Which lines in the data below contain the string "Lumetri"? Show each one.
------ Data for analysis ------
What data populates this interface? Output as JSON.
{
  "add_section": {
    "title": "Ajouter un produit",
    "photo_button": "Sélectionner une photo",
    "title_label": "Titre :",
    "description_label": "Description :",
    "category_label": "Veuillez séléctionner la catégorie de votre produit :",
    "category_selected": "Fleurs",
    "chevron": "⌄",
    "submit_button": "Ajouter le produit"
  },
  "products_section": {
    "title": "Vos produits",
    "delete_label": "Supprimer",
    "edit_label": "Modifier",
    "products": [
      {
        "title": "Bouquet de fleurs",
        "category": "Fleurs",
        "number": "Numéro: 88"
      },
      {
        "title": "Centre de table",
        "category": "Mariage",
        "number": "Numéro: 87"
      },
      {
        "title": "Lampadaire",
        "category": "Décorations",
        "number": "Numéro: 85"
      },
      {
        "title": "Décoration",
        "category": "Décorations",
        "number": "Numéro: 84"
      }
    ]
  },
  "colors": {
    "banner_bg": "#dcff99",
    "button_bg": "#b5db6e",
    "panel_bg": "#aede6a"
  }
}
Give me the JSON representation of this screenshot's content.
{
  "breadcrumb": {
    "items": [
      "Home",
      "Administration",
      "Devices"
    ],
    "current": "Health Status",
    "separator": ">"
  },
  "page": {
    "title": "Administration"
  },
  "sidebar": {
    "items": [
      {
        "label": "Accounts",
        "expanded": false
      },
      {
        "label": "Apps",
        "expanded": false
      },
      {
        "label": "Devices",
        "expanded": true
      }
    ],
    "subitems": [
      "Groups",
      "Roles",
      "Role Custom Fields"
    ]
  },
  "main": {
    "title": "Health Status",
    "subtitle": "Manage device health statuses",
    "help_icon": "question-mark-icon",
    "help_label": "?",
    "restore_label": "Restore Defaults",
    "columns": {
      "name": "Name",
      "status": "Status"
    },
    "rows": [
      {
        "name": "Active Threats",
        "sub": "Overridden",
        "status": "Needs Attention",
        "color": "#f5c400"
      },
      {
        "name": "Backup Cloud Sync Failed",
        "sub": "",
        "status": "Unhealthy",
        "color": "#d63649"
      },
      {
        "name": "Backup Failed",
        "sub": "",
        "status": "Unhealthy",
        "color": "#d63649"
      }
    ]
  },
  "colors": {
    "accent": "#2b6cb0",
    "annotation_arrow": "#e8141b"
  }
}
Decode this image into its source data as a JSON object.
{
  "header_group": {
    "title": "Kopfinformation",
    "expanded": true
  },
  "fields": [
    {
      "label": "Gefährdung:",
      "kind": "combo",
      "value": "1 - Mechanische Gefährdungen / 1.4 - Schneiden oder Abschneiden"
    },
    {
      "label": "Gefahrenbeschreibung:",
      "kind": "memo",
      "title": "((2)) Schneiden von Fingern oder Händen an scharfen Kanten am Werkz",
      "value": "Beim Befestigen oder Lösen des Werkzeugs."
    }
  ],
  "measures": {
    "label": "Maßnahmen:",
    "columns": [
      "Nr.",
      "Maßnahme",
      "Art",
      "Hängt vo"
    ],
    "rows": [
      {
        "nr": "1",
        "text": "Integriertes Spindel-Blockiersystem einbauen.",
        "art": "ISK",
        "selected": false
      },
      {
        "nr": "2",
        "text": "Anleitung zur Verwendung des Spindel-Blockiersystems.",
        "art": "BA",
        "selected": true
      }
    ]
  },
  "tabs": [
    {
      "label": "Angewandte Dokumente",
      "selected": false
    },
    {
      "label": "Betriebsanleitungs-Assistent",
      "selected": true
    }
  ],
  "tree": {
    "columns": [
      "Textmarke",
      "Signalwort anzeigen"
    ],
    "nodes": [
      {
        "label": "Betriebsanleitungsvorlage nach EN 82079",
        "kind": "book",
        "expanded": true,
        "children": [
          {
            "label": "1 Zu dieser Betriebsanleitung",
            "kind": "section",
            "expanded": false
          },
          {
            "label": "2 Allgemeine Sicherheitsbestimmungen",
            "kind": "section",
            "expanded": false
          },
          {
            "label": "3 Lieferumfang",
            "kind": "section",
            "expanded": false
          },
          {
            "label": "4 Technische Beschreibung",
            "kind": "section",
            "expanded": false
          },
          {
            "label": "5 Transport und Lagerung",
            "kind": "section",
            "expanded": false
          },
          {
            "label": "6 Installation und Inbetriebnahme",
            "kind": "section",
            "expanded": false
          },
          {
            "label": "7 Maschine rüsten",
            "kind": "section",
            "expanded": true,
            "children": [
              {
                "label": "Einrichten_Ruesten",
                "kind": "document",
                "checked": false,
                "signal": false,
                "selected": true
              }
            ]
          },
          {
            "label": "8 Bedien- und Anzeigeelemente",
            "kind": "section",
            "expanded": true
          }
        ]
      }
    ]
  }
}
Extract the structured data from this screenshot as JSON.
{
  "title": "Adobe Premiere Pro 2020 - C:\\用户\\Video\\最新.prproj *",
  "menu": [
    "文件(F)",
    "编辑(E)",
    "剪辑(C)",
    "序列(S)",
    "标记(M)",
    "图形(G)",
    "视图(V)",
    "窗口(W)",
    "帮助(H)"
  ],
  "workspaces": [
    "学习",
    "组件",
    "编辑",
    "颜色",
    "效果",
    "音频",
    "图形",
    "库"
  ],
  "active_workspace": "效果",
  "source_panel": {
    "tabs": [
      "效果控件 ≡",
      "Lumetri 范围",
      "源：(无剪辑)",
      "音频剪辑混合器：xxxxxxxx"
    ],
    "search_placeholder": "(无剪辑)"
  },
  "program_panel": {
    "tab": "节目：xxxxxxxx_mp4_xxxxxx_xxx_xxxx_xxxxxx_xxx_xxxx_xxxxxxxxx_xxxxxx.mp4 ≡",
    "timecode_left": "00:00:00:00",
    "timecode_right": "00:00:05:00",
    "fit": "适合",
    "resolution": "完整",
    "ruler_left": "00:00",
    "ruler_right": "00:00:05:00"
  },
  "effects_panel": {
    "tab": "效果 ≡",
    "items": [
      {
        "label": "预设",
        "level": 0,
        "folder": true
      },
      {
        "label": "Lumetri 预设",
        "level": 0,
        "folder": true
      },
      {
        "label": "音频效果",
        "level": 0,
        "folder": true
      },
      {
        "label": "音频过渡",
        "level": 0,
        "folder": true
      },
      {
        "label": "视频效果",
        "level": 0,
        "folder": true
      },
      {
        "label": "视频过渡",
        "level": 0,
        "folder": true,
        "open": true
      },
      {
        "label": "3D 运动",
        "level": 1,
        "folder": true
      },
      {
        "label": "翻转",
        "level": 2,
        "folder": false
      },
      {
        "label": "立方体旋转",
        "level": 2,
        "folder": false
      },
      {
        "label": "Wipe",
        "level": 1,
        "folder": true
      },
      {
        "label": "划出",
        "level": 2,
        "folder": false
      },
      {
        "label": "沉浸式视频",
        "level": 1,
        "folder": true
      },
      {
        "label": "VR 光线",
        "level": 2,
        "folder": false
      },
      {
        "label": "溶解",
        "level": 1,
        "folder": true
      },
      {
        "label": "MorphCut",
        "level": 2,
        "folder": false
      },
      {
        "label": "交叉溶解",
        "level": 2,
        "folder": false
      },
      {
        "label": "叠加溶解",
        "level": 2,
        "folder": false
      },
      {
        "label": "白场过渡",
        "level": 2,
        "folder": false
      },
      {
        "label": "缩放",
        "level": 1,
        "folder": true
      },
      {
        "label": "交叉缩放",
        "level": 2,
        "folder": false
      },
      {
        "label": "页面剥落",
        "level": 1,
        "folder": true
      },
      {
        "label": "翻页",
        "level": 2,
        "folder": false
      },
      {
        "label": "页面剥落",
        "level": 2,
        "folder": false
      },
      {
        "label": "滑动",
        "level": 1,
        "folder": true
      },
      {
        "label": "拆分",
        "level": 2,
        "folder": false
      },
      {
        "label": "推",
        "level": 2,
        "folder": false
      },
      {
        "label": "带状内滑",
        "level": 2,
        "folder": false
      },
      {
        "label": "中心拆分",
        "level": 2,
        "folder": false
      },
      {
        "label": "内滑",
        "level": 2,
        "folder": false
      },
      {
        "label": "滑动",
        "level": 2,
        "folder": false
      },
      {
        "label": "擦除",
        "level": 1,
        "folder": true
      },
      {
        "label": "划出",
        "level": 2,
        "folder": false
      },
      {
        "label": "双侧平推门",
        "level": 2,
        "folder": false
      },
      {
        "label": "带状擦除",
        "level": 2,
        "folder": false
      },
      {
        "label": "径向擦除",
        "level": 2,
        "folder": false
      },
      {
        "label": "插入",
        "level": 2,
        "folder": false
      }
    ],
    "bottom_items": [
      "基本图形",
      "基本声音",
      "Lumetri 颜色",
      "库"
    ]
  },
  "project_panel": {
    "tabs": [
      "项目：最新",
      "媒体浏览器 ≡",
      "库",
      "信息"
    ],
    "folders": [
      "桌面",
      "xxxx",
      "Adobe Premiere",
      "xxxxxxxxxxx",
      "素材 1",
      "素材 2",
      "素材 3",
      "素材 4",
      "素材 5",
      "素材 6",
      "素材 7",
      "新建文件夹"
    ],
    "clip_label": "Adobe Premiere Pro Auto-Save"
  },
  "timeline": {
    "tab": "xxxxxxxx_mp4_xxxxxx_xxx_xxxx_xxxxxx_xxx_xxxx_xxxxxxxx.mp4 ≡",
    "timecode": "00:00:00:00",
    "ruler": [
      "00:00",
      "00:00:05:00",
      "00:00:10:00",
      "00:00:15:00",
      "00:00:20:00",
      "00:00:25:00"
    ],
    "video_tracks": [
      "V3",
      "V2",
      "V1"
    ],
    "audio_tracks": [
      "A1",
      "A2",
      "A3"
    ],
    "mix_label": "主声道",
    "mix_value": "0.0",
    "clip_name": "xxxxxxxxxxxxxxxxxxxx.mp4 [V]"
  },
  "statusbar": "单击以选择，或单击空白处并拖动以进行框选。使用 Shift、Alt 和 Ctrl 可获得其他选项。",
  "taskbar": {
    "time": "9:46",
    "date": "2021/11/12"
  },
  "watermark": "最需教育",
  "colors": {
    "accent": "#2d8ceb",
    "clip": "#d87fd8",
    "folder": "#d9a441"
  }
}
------
**Answer section**:
      "Lumetri 范围",
        "label": "Lumetri 预设",
      "Lumetri 颜色",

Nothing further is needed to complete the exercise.